Language ergonomic studies: Ruby vs JS one-liners

Coming from JavaScript, I was not expecting Ruby’s Enumerable module to have methods for selecting min and max values from a collection. Especially with an added parameter that lets you “take” a range starting from zero.

For comparison, what if we needed the lowest x number of values from an array of numbers.

In JavaScript we’d sort numerically (requiring the conspicuous umbrage a declaring for the umpteenth time a comparison function) and then destructuring out the result.

function twoLowest(numbers) {
  return numbers
	.sort((a, b) => a - b)
	.slice(0, 2)
	.reduce((a, b) => a + b, 0);

Anyway, written in 10 days.

Matz giving us many ways to do things.

I want to make Ruby users free. I want to give them the freedom to choose. People are different.


🔗 The Philosophy of Ruby: A Conversation with Yukihiro Matsumoto, Part I

def two_lowest(numbers)

Enumerable methods that can receive an operator as symbol. Glacial autumn breeze whipped up from the 101. I don’t have a brevity fetish, like I know many of you do. Or the tendency to place the one-liner upon the highest of pedestal. It’s the obvious natural-language-style readability of the Ruby here that is simply remarkable.

Achieving this is possible in JavaScript with more fanfare. But, alas, the maintenance cost of dressing up our array in Ruby’s fast casual couture.

class NumberArray {
  constructor(numbers) {
    this.value = numbers;

  min(n) {
	function compareNumbers(a, b) {
	  return a - b
   this.value = this.value.sort(compareNumbers).slice(0, n);
   return this;

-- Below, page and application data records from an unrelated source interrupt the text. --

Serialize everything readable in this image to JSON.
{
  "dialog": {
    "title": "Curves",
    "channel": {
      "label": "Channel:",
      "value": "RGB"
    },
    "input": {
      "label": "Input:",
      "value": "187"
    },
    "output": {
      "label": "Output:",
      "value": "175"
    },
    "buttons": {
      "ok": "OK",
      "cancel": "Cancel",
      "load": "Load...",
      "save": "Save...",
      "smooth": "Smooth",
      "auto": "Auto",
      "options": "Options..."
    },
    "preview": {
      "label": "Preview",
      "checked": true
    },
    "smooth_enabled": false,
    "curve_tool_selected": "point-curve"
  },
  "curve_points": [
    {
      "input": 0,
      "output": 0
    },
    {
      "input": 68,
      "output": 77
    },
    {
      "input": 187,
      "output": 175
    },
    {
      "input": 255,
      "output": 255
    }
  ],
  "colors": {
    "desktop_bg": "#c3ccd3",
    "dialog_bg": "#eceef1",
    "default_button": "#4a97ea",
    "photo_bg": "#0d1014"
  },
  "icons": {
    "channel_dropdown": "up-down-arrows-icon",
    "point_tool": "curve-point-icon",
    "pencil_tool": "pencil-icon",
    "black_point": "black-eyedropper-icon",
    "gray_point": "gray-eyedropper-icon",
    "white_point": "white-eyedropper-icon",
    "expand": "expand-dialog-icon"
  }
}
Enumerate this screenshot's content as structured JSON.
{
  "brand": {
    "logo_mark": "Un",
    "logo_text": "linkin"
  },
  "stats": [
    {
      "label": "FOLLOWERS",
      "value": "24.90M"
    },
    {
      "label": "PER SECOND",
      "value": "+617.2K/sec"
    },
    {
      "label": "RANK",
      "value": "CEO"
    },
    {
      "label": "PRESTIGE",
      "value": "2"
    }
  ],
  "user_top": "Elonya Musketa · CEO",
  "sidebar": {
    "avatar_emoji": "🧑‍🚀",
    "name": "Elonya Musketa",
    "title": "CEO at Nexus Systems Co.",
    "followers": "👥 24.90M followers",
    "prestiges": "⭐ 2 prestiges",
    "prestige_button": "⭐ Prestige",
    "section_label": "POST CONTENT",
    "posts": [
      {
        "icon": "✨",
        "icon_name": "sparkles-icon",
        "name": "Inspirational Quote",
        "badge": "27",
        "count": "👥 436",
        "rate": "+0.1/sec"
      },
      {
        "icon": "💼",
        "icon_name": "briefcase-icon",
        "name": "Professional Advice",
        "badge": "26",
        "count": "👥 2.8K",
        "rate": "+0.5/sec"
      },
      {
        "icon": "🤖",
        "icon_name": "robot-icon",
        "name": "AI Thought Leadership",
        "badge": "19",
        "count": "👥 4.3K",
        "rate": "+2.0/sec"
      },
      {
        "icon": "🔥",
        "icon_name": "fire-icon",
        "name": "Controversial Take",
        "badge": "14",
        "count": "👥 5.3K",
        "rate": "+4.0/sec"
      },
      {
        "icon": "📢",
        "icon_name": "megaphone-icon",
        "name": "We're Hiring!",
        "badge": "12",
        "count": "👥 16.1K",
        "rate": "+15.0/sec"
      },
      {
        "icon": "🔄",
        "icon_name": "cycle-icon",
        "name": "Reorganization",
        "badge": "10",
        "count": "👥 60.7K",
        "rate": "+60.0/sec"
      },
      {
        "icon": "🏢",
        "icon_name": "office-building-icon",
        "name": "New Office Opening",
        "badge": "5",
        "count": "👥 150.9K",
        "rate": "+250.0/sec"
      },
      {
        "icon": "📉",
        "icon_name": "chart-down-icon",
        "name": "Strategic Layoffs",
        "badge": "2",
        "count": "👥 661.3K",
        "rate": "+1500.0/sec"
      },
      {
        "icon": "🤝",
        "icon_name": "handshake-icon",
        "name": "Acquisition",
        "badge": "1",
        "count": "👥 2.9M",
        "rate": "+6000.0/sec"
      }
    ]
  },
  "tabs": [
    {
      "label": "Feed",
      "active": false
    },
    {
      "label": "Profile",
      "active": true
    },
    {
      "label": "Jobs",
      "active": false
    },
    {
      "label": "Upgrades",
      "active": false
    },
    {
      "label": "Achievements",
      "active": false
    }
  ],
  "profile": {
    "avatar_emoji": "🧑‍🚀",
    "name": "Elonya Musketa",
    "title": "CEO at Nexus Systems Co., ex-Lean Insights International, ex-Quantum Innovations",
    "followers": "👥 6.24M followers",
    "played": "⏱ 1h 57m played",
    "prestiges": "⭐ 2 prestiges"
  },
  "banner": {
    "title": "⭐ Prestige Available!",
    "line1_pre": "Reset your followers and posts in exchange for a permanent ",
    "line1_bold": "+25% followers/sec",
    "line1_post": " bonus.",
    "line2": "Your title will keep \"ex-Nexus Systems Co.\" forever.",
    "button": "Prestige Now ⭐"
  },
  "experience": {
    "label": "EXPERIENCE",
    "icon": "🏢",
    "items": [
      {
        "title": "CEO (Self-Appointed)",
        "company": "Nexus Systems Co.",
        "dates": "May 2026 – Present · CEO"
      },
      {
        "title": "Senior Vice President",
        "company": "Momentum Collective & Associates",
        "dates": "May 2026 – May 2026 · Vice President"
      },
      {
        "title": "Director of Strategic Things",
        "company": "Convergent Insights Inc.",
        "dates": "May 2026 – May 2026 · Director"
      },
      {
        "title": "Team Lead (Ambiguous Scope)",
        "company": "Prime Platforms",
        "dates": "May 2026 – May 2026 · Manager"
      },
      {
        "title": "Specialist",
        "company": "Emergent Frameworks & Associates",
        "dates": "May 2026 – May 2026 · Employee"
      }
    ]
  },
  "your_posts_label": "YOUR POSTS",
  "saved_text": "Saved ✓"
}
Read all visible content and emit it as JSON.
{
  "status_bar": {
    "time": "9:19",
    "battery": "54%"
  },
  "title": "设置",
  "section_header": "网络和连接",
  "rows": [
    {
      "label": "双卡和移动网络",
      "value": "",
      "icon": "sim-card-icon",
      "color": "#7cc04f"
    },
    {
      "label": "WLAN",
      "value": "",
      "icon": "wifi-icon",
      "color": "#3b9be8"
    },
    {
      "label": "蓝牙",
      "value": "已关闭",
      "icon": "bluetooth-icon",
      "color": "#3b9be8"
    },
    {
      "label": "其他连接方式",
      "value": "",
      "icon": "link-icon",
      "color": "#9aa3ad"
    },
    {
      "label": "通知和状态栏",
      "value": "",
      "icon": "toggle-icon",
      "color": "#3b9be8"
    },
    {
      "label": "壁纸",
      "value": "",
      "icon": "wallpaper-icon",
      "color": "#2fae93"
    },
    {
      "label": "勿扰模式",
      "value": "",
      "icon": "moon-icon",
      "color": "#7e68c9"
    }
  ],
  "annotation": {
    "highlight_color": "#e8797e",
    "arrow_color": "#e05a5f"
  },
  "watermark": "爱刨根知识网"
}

  sum() {
	function add(a, b) {
     return a + b
    return this.value.reduce(add, 0);

function twoLowest(numbers) {
  return new NumberArray(numbers).min(2).sum();